▶ _EXERCISE PROMPT_
What is expected is a word-for-word copy of all the entries.

(PROVIDED INFORMATION Opens)

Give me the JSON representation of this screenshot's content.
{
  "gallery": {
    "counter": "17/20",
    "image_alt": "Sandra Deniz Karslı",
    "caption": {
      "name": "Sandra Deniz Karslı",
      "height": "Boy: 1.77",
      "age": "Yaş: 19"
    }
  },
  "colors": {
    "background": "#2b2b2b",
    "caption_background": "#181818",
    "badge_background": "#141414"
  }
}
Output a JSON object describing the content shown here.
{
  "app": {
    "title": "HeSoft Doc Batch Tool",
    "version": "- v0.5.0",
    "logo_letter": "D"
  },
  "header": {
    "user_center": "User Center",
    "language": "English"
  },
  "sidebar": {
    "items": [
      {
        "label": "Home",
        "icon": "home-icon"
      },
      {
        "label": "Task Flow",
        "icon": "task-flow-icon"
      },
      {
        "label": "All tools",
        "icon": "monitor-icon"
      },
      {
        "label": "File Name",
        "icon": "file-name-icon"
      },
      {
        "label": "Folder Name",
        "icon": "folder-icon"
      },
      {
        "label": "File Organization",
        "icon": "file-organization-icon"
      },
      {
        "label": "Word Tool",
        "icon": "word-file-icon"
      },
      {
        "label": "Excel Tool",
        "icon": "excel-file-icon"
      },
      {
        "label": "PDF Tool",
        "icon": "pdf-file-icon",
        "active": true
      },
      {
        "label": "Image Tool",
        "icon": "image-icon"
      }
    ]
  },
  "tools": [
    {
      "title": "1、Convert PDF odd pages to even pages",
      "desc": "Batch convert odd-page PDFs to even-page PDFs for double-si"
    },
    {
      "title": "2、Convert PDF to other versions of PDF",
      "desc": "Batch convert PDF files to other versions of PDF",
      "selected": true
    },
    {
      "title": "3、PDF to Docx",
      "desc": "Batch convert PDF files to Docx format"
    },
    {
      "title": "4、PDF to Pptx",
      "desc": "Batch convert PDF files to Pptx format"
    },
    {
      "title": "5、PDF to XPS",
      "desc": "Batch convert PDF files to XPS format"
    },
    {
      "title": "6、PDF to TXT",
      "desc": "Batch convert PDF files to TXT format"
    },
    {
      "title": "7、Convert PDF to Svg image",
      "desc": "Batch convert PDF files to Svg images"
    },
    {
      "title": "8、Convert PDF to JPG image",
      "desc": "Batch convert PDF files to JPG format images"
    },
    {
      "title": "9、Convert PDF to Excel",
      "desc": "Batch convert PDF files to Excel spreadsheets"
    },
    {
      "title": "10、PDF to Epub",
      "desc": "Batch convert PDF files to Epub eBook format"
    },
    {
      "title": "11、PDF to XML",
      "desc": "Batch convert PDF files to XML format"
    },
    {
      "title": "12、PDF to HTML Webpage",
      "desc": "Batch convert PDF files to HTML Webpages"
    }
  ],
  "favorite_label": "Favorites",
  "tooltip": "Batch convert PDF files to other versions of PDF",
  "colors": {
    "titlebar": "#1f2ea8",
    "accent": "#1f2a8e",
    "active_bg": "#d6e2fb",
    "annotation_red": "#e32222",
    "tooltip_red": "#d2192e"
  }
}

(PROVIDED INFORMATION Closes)

▶ _RESPONSE FOR THIS EXERCISE_
Give me the JSON representation of this screenshot's content.
{
  "gallery": {
    "counter": "17/20",
    "image_alt": "Sandra Deniz Karslı",
    "caption": {
      "name": "Sandra Deniz Karslı",
      "height": "Boy: 1.77",
      "age": "Yaş: 19"
    }
  },
  "colors": {
    "background": "#2b2b2b",
    "caption_background": "#181818",
    "badge_background": "#141414"
  }
}
Output a JSON object describing the content shown here.
{
  "app": {
    "title": "HeSoft Doc Batch Tool",
    "version": "- v0.5.0",
    "logo_letter": "D"
  },
  "header": {
    "user_center": "User Center",
    "language": "English"
  },
  "sidebar": {
    "items": [
      {
        "label": "Home",
        "icon": "home-icon"
      },
      {
        "label": "Task Flow",
        "icon": "task-flow-icon"
      },
      {
        "label": "All tools",
        "icon": "monitor-icon"
      },
      {
        "label": "File Name",
        "icon": "file-name-icon"
      },
      {
        "label": "Folder Name",
        "icon": "folder-icon"
      },
      {
        "label": "File Organization",
        "icon": "file-organization-icon"
      },
      {
        "label": "Word Tool",
        "icon": "word-file-icon"
      },
      {
        "label": "Excel Tool",
        "icon": "excel-file-icon"
      },
      {
        "label": "PDF Tool",
        "icon": "pdf-file-icon",
        "active": true
      },
      {
        "label": "Image Tool",
        "icon": "image-icon"
      }
    ]
  },
  "tools": [
    {
      "title": "1、Convert PDF odd pages to even pages",
      "desc": "Batch convert odd-page PDFs to even-page PDFs for double-si"
    },
    {
      "title": "2、Convert PDF to other versions of PDF",
      "desc": "Batch convert PDF files to other versions of PDF",
      "selected": true
    },
    {
      "title": "3、PDF to Docx",
      "desc": "Batch convert PDF files to Docx format"
    },
    {
      "title": "4、PDF to Pptx",
      "desc": "Batch convert PDF files to Pptx format"
    },
    {
      "title": "5、PDF to XPS",
      "desc": "Batch convert PDF files to XPS format"
    },
    {
      "title": "6、PDF to TXT",
      "desc": "Batch convert PDF files to TXT format"
    },
    {
      "title": "7、Convert PDF to Svg image",
      "desc": "Batch convert PDF files to Svg images"
    },
    {
      "title": "8、Convert PDF to JPG image",
      "desc": "Batch convert PDF files to JPG format images"
    },
    {
      "title": "9、Convert PDF to Excel",
      "desc": "Batch convert PDF files to Excel spreadsheets"
    },
    {
      "title": "10、PDF to Epub",
      "desc": "Batch convert PDF files to Epub eBook format"
    },
    {
      "title": "11、PDF to XML",
      "desc": "Batch convert PDF files to XML format"
    },
    {
      "title": "12、PDF to HTML Webpage",
      "desc": "Batch convert PDF files to HTML Webpages"
    }
  ],
  "favorite_label": "Favorites",
  "tooltip": "Batch convert PDF files to other versions of PDF",
  "colors": {
    "titlebar": "#1f2ea8",
    "accent": "#1f2a8e",
    "active_bg": "#d6e2fb",
    "annotation_red": "#e32222",
    "tooltip_red": "#d2192e"
  }
}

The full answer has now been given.